The war in Afghanistan killed 3,804 civilians amid peace negotiations between the U.S. and the Taliban in 2018, including an unprecedented number of children, marking the deadliest year for civilians since the United Nations began keeping record a decade ago, the international body reported over the weekend.
Of the total 10,993 civilian casualties (3,804 deaths and 7,189 injuries), “Child casualties represented 28 percent of all killed and injured,” the U.N. Assistance Mission in Afghanistan (UNAMA) reported Sunday, noting the the figures marked “the highest recorded number of boys and girls killed in the conflict during a single year.”
The U.N. added:
UNAMA recorded 3,062 child casualties (927 deaths and 2,135 injured). While this was a slight decrease compared to 2017, child deaths [alone] reached record high levels in 2018, mainly due to the more than doubling of child deaths from aerial operations, as well as an increase in child deaths from suicide attacks.
U.N. officials identified the terrorists, or Anti-Government Elements (AGEs), like the Taliban and the Islamic State’s Afghan wing (ISKP) as the top perpetrators, responsible for more than 60 percent of all civilians casualties, including those involving children.
“UNAMA attributed the majority of civilian casualties – 63 percent [2,243 deaths and 4,737 injured] – to Anti-Government Elements (AGEs),” the U.N. report noted, adding:
Pro-Government Forces caused 24 percent of civilian casualties — 14 percent by Afghan national security forces, six percent by international military forces, as well as four percent by other pro-Government armed groups and forces.
Compared to other perpetrators — including ISIS, the Afghan security forces, and U.S.-NATO-led coalition airstrikes — the U.N. identified the Taliban and its improvised explosive devices (IEDs) as the top civilian killer last year.
The international body revealed:

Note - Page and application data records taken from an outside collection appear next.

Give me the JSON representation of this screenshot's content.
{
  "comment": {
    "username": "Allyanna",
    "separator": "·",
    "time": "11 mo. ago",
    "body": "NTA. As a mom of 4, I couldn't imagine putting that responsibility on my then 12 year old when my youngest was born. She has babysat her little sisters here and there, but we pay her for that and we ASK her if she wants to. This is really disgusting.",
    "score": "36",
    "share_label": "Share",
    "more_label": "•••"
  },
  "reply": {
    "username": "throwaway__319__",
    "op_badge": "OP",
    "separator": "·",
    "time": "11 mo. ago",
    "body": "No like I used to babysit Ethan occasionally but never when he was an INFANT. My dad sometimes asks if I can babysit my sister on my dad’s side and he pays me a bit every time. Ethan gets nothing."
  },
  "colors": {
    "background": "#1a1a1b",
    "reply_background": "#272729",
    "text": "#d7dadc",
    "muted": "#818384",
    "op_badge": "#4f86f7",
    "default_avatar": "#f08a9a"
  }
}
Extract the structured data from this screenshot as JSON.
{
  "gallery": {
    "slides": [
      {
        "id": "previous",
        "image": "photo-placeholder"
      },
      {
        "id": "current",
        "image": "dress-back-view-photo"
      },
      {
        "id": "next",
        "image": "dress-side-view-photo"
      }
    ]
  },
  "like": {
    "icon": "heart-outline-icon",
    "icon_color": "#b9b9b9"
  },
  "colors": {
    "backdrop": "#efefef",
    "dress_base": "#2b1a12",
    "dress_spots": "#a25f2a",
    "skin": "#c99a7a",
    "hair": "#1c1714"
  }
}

UNAMA attributed 4,072 civilian casualties (1,348 deaths and 2,724 injured) to Taliban, a seven percent decrease compared with 2017, comprising 37 per cent of all civilian casualties.
UNAMA attributed 2,181 civilian casualties (681 deaths and 1,500 injured) to Daesh/ISKP, an increase of 118 percent compared to 2017, comprising 20 percent of all civilian casualties.

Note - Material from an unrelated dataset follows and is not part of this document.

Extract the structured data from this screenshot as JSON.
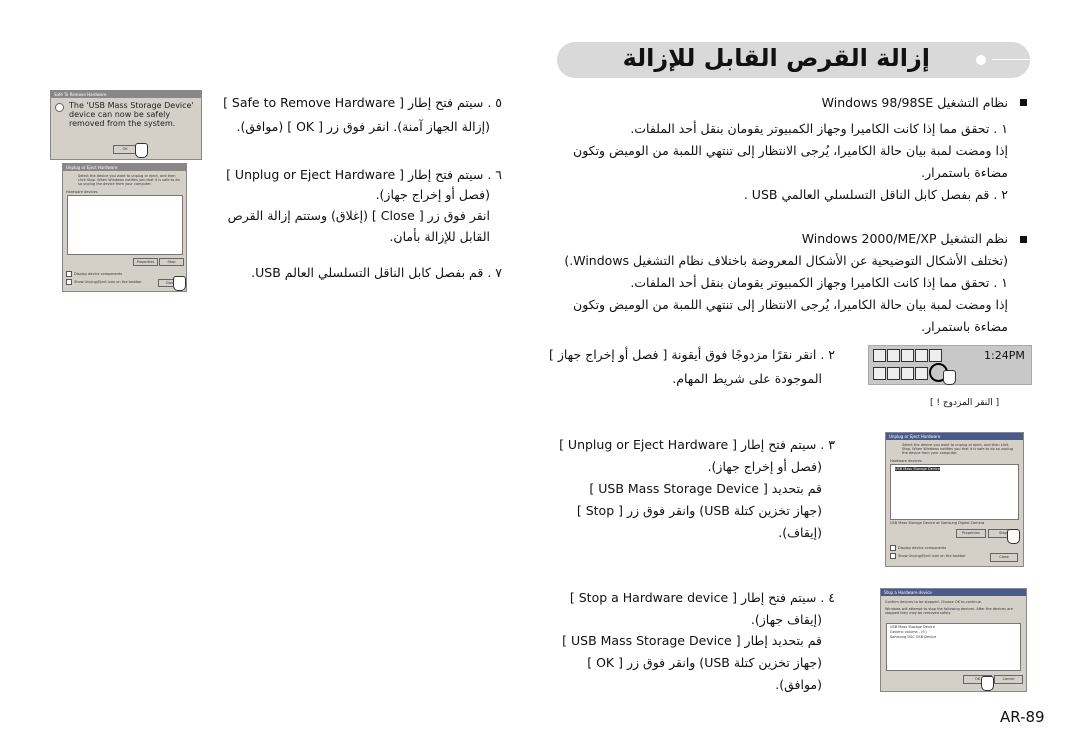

UNAMA attributed 678 civilian casualties (196 deaths and 482 injured) to undetermined Anti-Government Elements.
Civilian casualties by terrorists “mainly resulted from the indiscriminate use of suicide improvised explosive devices (IEDs) and the deliberate targeting of civilians with these devices,” the international body pointed out.
“Anti-Government Elements’ use of IEDs in both suicide and non-suicide attacks reached extreme levels and remained the leading cause of civilian casualties in 2018, accounting for 42 percent of the total,” the U.N. determined.
Terrorist attacks caused nearly 45 percent (324 deaths and 1,019 injuries) of all child casualties, more than any other perpetrator including pro-Kabul aerial operations (414 deaths and 637 injured). However, the number of child fatalities alone caused by aerial operations, including those carried out by the U.S.-NATO coalition did exceed those stemming from terrorist attacks.
Last year, the U.S. military dropped 7,362 bombs on jihadis in Afghanistan, more than during any other time in at least the last decade, the latest U.S. Air Forces Central Command airpower statistics summary revealed.
The U.N. documented a record number of civilians casualties (536 deaths, 479 injuries) at the hands of U.S.-NATO and Afghan air force airstrikes. However, the total number of casualties (6,980) perpetrated by terrorists, primarily the Taliban, dwarf those figures.
The U.N. acknowledges, “2018 witnessed the highest number of civilian casualties ever recorded from suicide attacks and aerial operations.”
In recent months, U.S. President Donald Trump’s administration has intensified peace negotiations with the Taliban to end the more than 17-year-old war in Afghanistan.
The Trump administration deemed the reconciliation between the Afghan government and the Taliban the primary tenet of its strategy to end the conflict, released in 2017.
U.S. officials have been meeting with the Taliban since at least July 2018.